_REQUIRED ACTION:_ Check every line of the data for the word "Зарегистрировать", and copy those that have it.

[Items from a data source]
-------
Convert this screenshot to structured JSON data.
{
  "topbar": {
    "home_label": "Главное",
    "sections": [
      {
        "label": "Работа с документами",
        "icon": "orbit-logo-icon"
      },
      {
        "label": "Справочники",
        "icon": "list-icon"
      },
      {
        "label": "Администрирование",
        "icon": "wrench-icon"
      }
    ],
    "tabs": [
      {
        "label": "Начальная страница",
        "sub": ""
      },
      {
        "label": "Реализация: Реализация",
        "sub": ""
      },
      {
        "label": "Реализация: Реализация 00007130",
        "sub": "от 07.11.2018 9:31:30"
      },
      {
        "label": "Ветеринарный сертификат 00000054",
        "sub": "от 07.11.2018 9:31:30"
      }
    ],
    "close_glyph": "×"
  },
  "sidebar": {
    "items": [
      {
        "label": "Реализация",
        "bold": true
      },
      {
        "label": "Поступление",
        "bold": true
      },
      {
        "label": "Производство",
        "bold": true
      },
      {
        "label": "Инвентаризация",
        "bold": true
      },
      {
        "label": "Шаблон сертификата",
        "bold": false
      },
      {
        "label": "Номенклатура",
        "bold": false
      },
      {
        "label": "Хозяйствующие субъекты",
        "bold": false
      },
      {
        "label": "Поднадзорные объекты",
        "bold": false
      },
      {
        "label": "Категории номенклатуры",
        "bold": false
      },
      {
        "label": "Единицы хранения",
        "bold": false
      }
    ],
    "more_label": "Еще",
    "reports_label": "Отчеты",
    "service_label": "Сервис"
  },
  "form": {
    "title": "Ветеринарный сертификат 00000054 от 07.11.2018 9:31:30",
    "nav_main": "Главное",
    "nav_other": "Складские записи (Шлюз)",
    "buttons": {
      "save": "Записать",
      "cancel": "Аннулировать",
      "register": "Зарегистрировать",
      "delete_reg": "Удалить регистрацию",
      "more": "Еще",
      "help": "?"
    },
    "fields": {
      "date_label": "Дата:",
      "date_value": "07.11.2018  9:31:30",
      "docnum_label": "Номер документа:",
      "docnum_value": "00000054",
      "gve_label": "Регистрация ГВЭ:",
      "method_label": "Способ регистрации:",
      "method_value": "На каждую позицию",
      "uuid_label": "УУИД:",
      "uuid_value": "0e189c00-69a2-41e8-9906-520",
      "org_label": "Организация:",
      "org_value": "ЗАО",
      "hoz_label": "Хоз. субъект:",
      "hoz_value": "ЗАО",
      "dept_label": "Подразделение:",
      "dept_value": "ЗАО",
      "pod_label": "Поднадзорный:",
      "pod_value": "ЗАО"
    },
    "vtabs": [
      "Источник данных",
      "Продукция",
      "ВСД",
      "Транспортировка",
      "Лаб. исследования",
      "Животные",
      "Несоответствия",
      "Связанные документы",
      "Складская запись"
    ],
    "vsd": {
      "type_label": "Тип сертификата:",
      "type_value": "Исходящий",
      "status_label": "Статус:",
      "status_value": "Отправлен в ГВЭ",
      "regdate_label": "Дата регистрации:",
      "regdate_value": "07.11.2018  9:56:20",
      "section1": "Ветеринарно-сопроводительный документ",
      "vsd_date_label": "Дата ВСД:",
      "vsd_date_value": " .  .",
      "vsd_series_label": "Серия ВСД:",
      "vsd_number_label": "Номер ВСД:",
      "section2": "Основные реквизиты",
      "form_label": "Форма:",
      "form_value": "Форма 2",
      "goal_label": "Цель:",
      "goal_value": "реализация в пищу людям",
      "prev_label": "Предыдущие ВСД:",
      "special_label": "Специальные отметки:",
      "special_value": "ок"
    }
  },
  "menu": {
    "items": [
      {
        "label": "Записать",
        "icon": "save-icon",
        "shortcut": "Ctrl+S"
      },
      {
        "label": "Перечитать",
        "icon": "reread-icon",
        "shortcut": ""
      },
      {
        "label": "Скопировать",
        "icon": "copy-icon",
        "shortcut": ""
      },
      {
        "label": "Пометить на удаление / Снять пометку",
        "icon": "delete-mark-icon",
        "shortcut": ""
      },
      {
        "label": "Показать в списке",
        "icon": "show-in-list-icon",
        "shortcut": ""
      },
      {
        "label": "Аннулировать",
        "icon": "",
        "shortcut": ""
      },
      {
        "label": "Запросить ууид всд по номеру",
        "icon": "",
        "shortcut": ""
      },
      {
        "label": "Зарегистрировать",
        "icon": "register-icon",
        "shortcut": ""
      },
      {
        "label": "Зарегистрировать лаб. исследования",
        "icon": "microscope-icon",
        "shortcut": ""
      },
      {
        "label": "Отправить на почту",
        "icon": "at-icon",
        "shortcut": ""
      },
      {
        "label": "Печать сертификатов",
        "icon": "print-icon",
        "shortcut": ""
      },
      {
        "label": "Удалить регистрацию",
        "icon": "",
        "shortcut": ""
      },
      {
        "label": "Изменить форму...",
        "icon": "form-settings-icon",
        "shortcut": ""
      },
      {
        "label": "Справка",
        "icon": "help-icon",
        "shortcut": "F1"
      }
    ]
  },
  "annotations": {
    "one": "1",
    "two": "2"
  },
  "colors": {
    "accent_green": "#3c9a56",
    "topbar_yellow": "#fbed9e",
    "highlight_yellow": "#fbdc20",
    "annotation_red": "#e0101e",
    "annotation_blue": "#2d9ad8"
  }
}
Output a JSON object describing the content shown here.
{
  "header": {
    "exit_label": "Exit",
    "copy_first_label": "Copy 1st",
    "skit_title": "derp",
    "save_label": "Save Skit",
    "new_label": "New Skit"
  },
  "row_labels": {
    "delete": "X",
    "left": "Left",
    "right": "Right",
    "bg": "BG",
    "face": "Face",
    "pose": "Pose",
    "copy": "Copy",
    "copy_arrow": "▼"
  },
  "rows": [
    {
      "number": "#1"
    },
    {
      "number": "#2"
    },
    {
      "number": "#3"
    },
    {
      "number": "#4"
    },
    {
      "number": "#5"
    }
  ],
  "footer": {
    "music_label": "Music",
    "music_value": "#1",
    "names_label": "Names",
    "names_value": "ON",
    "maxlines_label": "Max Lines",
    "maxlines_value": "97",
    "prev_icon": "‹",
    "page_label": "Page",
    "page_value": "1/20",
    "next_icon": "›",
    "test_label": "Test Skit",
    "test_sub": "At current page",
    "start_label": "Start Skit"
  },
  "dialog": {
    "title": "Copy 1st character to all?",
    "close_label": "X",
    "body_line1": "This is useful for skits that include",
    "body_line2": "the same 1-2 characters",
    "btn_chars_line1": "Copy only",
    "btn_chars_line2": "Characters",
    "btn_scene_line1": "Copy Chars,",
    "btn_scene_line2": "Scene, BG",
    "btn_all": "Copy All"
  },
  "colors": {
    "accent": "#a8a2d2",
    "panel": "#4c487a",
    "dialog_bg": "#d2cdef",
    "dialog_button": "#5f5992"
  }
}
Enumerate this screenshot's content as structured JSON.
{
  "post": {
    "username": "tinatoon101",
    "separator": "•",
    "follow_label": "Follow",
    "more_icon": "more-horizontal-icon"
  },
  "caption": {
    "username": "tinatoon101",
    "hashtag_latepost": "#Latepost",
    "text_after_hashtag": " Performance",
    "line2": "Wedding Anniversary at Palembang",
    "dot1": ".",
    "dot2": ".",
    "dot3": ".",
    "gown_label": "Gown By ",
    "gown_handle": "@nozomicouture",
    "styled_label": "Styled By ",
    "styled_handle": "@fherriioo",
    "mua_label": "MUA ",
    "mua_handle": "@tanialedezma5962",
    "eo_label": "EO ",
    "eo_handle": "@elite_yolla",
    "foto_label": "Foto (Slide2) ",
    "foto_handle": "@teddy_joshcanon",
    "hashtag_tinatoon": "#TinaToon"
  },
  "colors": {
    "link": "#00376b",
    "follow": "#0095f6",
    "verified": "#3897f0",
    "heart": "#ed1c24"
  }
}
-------
_OUTPUT BELOW:_
      "register": "Зарегистрировать",
        "label": "Зарегистрировать",
        "label": "Зарегистрировать лаб. исследования",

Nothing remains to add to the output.